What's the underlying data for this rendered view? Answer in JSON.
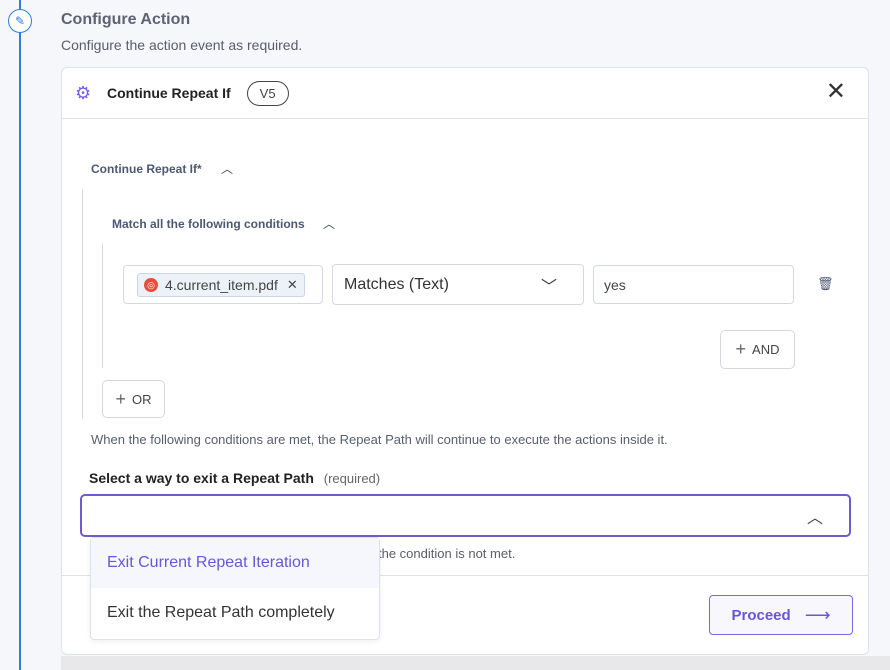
{
  "header": {
    "title": "Configure Action",
    "subtitle": "Configure the action event as required."
  },
  "card": {
    "title": "Continue Repeat If",
    "version": "V5"
  },
  "section": {
    "label": "Continue Repeat If*",
    "group_label": "Match all the following conditions"
  },
  "condition": {
    "field_chip": "4.current_item.pdf",
    "operator": "Matches (Text)",
    "value": "yes"
  },
  "buttons": {
    "and": "AND",
    "or": "OR",
    "proceed": "Proceed"
  },
  "note": "When the following conditions are met, the Repeat Path will continue to execute the actions inside it.",
  "exit": {
    "label": "Select a way to exit a Repeat Path",
    "required": "(required)",
    "hint_partial": "the condition is not met.",
    "options": [
      "Exit Current Repeat Iteration",
      "Exit the Repeat Path completely"
    ],
    "highlighted": "Exit Current Repeat Iteration"
  },
  "colors": {
    "accent": "#6a55d8",
    "timeline": "#2f7de1",
    "chip_icon": "#e94e3c"
  }
}
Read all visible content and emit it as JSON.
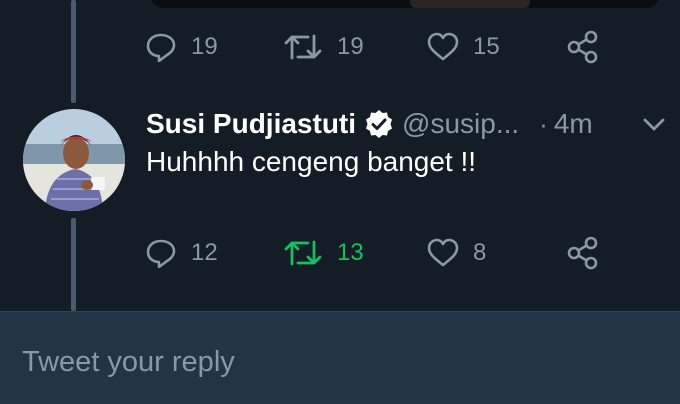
{
  "previous_tweet": {
    "actions": {
      "reply_count": "19",
      "retweet_count": "19",
      "like_count": "15"
    }
  },
  "tweet": {
    "author_name": "Susi Pudjiastuti",
    "handle": "@susip...",
    "separator": "·",
    "time": "4m",
    "text": "Huhhhh cengeng banget !!",
    "actions": {
      "reply_count": "12",
      "retweet_count": "13",
      "like_count": "8"
    }
  },
  "reply": {
    "placeholder": "Tweet your reply"
  },
  "colors": {
    "background": "#141d26",
    "reply_bar": "#243447",
    "muted": "#8899a6",
    "retweet_active": "#17bf63",
    "thread_line": "#4b5c6e"
  },
  "icons": [
    "reply-icon",
    "retweet-icon",
    "like-icon",
    "share-icon",
    "verified-badge-icon",
    "chevron-down-icon"
  ]
}
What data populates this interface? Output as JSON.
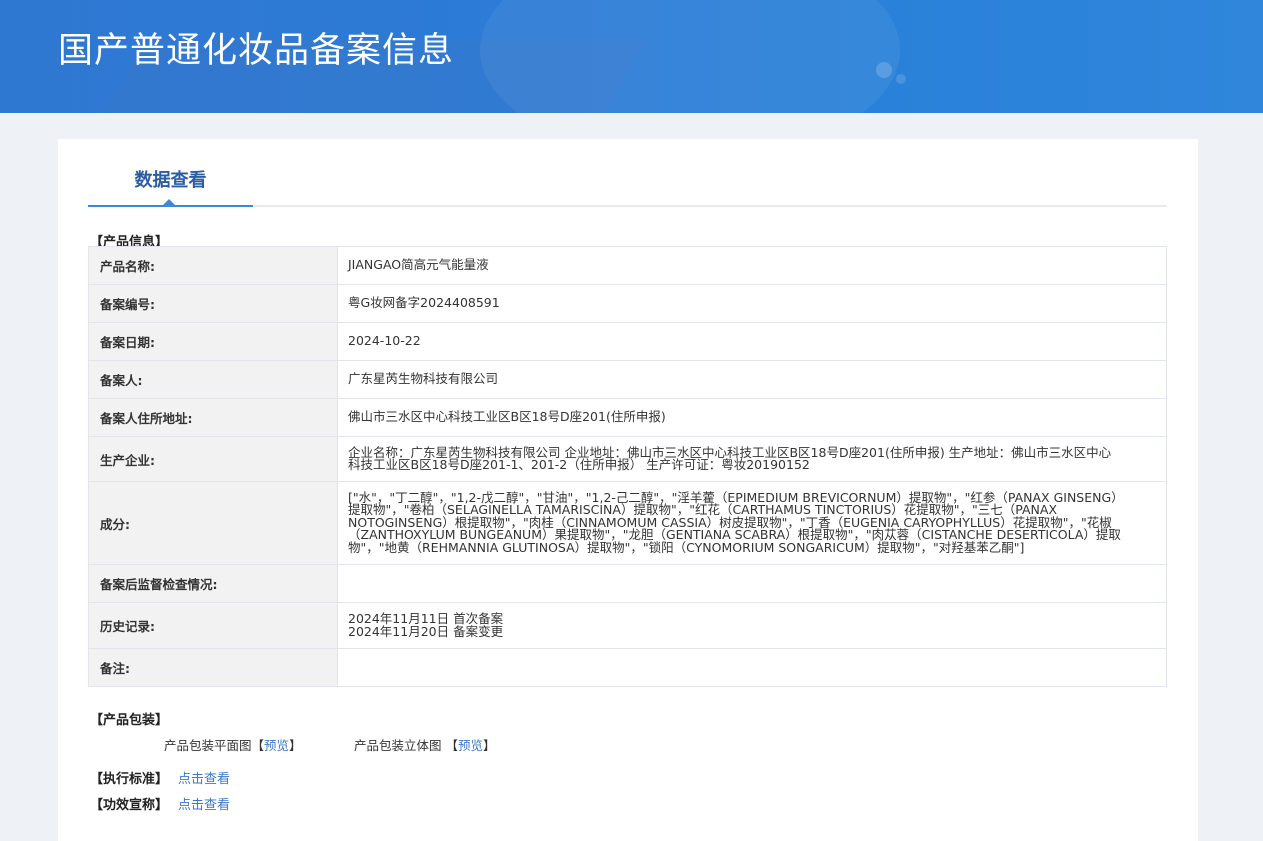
{
  "header": {
    "title": "国产普通化妆品备案信息"
  },
  "tabs": [
    {
      "label": "数据查看"
    }
  ],
  "sections": {
    "product_info": "【产品信息】",
    "packaging": "【产品包装】",
    "standard": "【执行标准】",
    "efficacy": "【功效宣称】"
  },
  "rows": [
    {
      "key": "产品名称:",
      "value": "JIANGAO简高元气能量液"
    },
    {
      "key": "备案编号:",
      "value": "粤G妆网备字2024408591"
    },
    {
      "key": "备案日期:",
      "value": "2024-10-22"
    },
    {
      "key": "备案人:",
      "value": "广东星芮生物科技有限公司"
    },
    {
      "key": "备案人住所地址:",
      "value": "佛山市三水区中心科技工业区B区18号D座201(住所申报)"
    },
    {
      "key": "生产企业:",
      "lines": [
        "企业名称：广东星芮生物科技有限公司 企业地址：佛山市三水区中心科技工业区B区18号D座201(住所申报) 生产地址：佛山市三水区中心",
        "科技工业区B区18号D座201-1、201-2（住所申报） 生产许可证：粤妆20190152"
      ]
    },
    {
      "key": "成分:",
      "lines": [
        "[\"水\"，\"丁二醇\"，\"1,2-戊二醇\"，\"甘油\"，\"1,2-己二醇\"，\"淫羊藿（EPIMEDIUM BREVICORNUM）提取物\"，\"红参（PANAX GINSENG）",
        "提取物\"，\"卷柏（SELAGINELLA TAMARISCINA）提取物\"，\"红花（CARTHAMUS TINCTORIUS）花提取物\"，\"三七（PANAX",
        "NOTOGINSENG）根提取物\"，\"肉桂（CINNAMOMUM CASSIA）树皮提取物\"，\"丁香（EUGENIA CARYOPHYLLUS）花提取物\"，\"花椒",
        "（ZANTHOXYLUM BUNGEANUM）果提取物\"，\"龙胆（GENTIANA SCABRA）根提取物\"，\"肉苁蓉（CISTANCHE DESERTICOLA）提取",
        "物\"，\"地黄（REHMANNIA GLUTINOSA）提取物\"，\"锁阳（CYNOMORIUM SONGARICUM）提取物\"，\"对羟基苯乙酮\"]"
      ]
    },
    {
      "key": "备案后监督检查情况:",
      "value": ""
    },
    {
      "key": "历史记录:",
      "lines": [
        "2024年11月11日 首次备案",
        "2024年11月20日 备案变更"
      ]
    },
    {
      "key": "备注:",
      "value": ""
    }
  ],
  "packaging": {
    "flat_label": "产品包装平面图",
    "solid_label": "产品包装立体图",
    "bracket_open": "【",
    "bracket_close": "】",
    "preview": "预览"
  },
  "links": {
    "view": "点击查看"
  }
}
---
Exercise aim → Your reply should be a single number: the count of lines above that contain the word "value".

Answer to the exercise → 8